#### [Material provided]
-- Opening Marker --

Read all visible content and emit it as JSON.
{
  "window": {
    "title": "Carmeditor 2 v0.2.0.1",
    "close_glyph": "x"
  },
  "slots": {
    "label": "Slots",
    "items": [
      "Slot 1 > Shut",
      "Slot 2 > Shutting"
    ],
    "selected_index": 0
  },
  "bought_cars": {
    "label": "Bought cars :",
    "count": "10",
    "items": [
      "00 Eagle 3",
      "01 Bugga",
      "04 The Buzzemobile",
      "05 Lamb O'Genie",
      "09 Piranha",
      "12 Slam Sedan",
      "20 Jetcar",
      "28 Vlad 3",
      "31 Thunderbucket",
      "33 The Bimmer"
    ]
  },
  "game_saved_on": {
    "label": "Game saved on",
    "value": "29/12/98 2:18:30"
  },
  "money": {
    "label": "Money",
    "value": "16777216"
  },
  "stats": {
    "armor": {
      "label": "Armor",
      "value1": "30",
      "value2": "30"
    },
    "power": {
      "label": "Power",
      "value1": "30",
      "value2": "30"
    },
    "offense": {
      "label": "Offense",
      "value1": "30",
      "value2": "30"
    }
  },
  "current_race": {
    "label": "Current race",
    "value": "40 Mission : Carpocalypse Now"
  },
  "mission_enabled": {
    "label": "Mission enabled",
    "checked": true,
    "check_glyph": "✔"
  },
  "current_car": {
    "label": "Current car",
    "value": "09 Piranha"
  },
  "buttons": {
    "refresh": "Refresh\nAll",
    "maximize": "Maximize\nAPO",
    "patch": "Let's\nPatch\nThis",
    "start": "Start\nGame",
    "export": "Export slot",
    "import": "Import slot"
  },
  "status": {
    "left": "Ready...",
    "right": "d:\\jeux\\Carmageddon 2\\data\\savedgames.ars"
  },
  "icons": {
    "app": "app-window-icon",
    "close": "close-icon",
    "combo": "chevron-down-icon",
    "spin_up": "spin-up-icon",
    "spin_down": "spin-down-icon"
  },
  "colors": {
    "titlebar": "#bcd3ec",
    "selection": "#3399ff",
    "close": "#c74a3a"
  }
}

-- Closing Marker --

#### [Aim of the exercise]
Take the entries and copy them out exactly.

#### [Solved problem]
Read all visible content and emit it as JSON.
{
  "window": {
    "title": "Carmeditor 2 v0.2.0.1",
    "close_glyph": "x"
  },
  "slots": {
    "label": "Slots",
    "items": [
      "Slot 1 > Shut",
      "Slot 2 > Shutting"
    ],
    "selected_index": 0
  },
  "bought_cars": {
    "label": "Bought cars :",
    "count": "10",
    "items": [
      "00 Eagle 3",
      "01 Bugga",
      "04 The Buzzemobile",
      "05 Lamb O'Genie",
      "09 Piranha",
      "12 Slam Sedan",
      "20 Jetcar",
      "28 Vlad 3",
      "31 Thunderbucket",
      "33 The Bimmer"
    ]
  },
  "game_saved_on": {
    "label": "Game saved on",
    "value": "29/12/98 2:18:30"
  },
  "money": {
    "label": "Money",
    "value": "16777216"
  },
  "stats": {
    "armor": {
      "label": "Armor",
      "value1": "30",
      "value2": "30"
    },
    "power": {
      "label": "Power",
      "value1": "30",
      "value2": "30"
    },
    "offense": {
      "label": "Offense",
      "value1": "30",
      "value2": "30"
    }
  },
  "current_race": {
    "label": "Current race",
    "value": "40 Mission : Carpocalypse Now"
  },
  "mission_enabled": {
    "label": "Mission enabled",
    "checked": true,
    "check_glyph": "✔"
  },
  "current_car": {
    "label": "Current car",
    "value": "09 Piranha"
  },
  "buttons": {
    "refresh": "Refresh\nAll",
    "maximize": "Maximize\nAPO",
    "patch": "Let's\nPatch\nThis",
    "start": "Start\nGame",
    "export": "Export slot",
    "import": "Import slot"
  },
  "status": {
    "left": "Ready...",
    "right": "d:\\jeux\\Carmageddon 2\\data\\savedgames.ars"
  },
  "icons": {
    "app": "app-window-icon",
    "close": "close-icon",
    "combo": "chevron-down-icon",
    "spin_up": "spin-up-icon",
    "spin_down": "spin-down-icon"
  },
  "colors": {
    "titlebar": "#bcd3ec",
    "selection": "#3399ff",
    "close": "#c74a3a"
  }
}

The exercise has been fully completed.